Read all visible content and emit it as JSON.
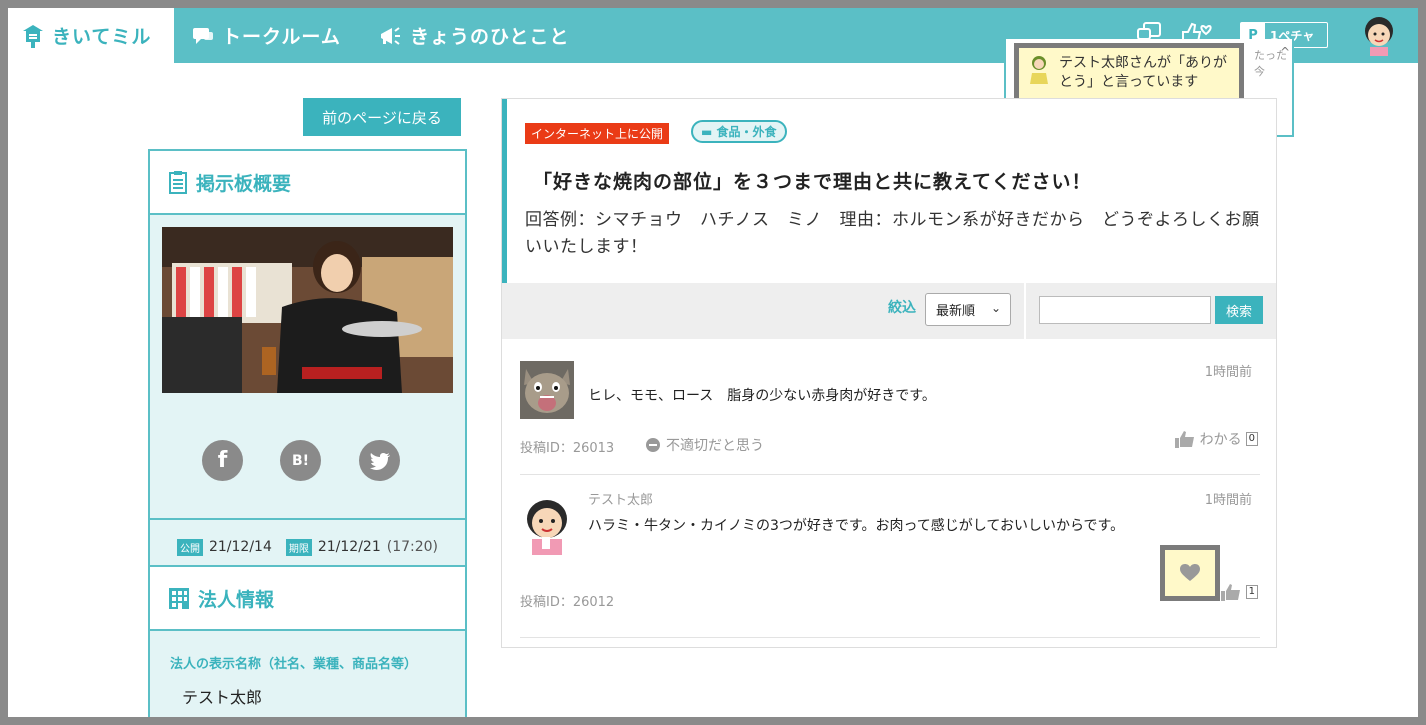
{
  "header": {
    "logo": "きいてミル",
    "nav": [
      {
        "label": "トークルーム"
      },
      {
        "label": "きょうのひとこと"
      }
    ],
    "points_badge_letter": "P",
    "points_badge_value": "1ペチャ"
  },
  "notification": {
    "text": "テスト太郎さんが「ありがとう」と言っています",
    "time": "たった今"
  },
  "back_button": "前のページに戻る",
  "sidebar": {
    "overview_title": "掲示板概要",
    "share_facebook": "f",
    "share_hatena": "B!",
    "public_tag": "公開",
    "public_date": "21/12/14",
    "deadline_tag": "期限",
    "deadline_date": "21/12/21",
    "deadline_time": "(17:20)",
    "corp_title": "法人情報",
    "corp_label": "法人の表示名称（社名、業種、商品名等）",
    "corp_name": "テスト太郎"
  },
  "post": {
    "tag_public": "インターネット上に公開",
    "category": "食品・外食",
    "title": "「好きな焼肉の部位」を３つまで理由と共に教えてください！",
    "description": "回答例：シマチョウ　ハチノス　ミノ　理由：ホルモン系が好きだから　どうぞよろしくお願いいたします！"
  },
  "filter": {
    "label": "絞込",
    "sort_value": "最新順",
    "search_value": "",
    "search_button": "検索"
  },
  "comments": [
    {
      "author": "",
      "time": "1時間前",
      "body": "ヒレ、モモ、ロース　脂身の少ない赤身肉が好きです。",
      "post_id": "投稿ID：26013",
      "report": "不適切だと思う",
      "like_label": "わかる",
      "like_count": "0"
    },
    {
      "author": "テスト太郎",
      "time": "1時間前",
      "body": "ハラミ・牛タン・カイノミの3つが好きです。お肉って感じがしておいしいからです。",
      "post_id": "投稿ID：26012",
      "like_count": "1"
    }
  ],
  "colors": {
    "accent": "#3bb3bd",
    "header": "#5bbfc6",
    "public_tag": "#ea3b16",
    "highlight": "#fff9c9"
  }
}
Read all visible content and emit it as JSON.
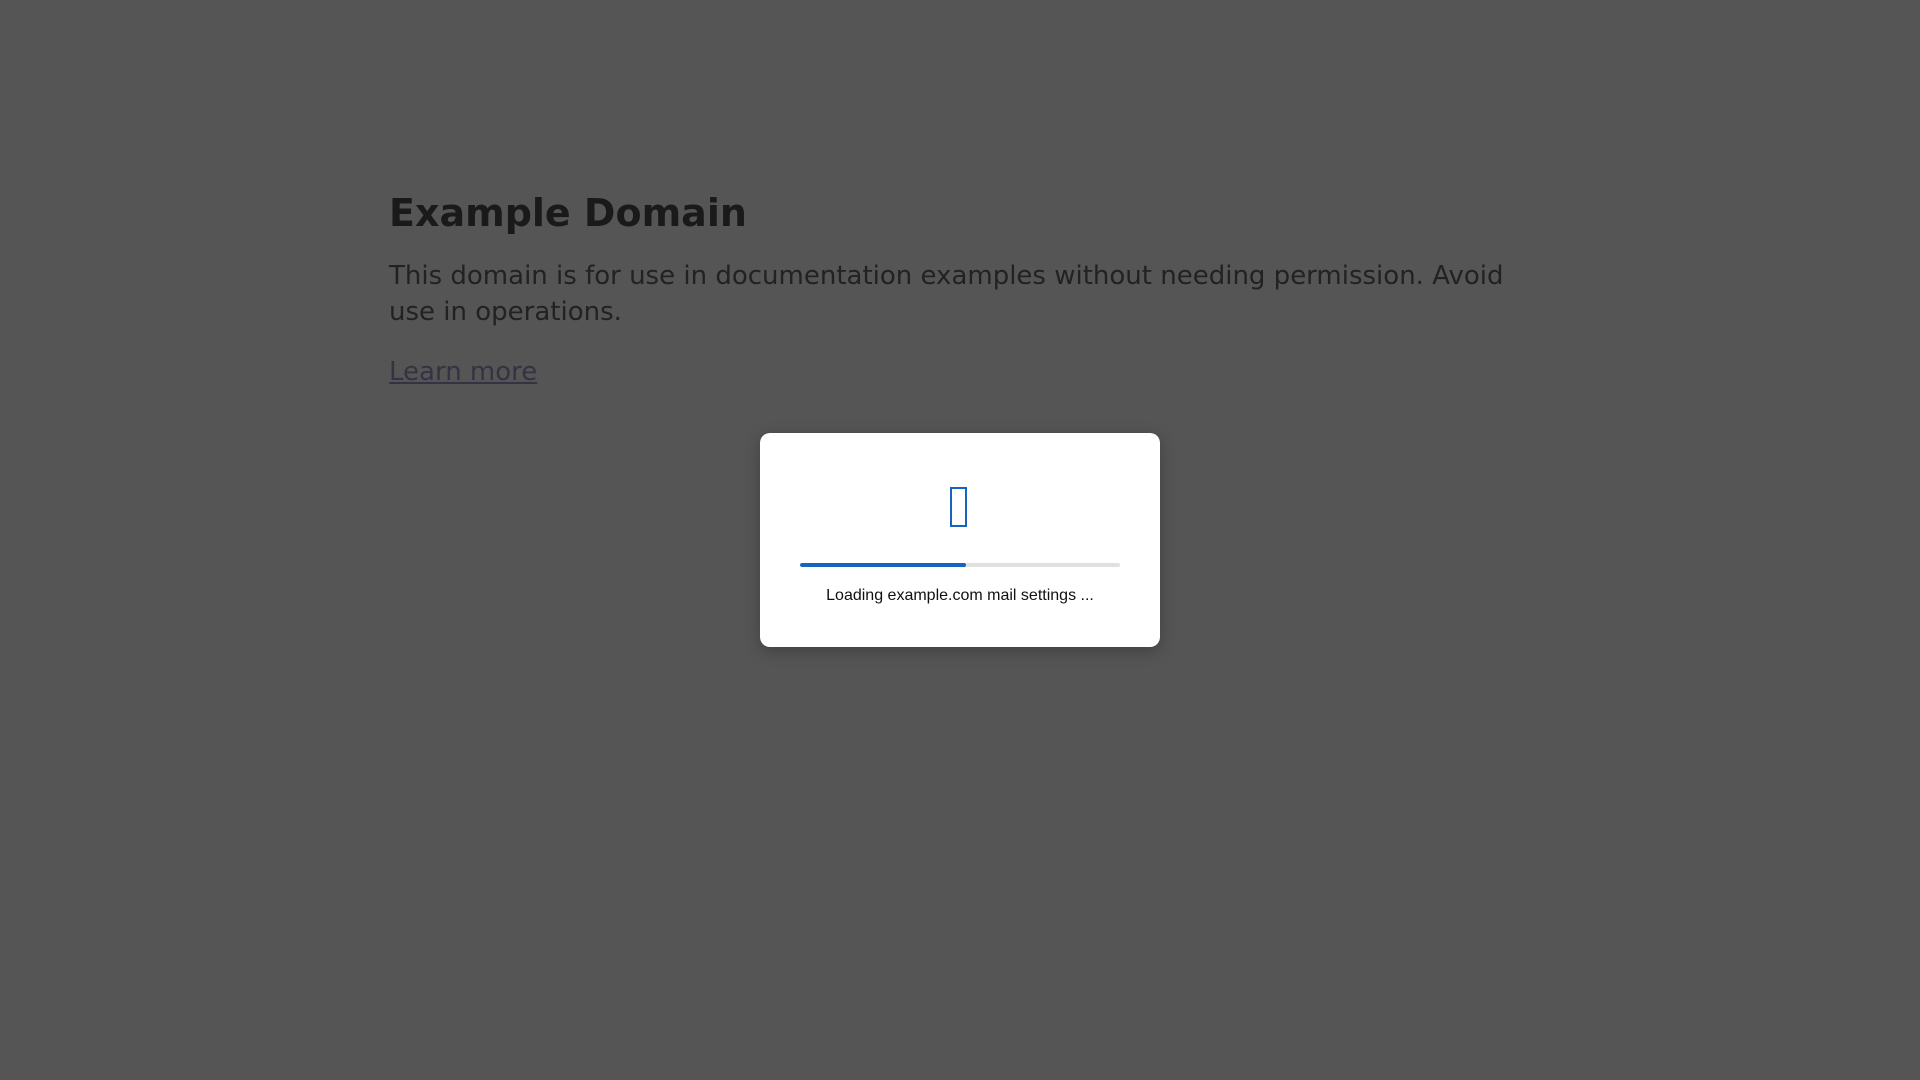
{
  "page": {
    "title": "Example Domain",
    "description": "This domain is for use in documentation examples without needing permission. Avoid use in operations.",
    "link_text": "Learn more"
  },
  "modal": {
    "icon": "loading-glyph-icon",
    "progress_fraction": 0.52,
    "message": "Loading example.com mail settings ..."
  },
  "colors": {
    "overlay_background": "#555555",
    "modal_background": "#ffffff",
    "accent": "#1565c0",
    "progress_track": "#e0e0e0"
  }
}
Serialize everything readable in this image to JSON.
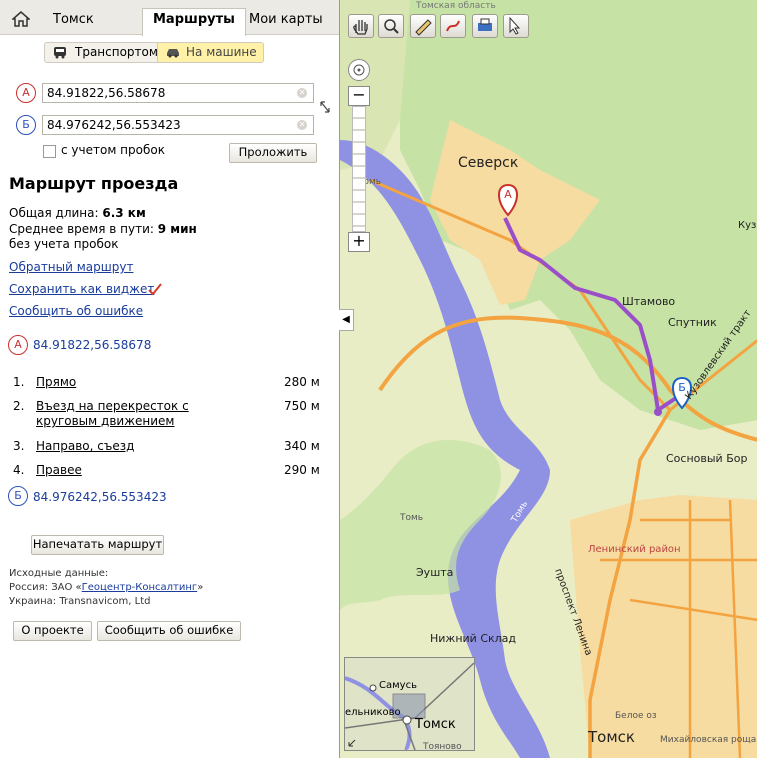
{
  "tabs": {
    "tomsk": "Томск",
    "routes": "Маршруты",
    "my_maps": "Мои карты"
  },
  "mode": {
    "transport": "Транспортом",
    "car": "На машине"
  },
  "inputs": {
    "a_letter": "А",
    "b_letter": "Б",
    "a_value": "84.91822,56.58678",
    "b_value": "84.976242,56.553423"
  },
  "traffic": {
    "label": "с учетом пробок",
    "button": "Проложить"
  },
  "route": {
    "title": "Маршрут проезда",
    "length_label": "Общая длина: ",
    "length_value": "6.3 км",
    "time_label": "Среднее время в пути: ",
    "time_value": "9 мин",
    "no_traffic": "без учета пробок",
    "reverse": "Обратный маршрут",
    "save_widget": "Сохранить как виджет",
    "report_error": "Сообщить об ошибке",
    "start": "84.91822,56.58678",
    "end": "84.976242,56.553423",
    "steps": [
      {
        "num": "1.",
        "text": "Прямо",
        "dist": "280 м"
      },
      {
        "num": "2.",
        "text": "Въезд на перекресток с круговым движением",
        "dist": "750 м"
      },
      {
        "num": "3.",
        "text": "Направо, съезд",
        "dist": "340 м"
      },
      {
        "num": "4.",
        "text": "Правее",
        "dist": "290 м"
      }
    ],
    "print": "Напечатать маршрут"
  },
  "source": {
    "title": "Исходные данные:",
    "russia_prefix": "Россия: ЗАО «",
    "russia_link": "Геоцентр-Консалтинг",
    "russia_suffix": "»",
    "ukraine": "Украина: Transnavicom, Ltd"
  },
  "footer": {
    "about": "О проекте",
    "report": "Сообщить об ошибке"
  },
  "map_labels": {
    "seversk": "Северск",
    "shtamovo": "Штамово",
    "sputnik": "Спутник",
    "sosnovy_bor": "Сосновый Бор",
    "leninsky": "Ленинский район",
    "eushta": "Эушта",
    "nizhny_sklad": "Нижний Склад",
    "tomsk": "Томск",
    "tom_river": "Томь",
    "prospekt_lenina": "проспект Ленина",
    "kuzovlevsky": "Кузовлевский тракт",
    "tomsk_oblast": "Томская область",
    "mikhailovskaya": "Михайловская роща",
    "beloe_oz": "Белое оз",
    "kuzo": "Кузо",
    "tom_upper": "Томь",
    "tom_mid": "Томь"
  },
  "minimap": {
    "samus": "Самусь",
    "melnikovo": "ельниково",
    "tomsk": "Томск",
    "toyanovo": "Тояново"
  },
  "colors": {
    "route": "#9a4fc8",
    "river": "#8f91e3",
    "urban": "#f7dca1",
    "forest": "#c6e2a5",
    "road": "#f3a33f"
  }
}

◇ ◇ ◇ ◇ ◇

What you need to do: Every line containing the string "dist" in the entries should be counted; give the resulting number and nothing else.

Answer box: 4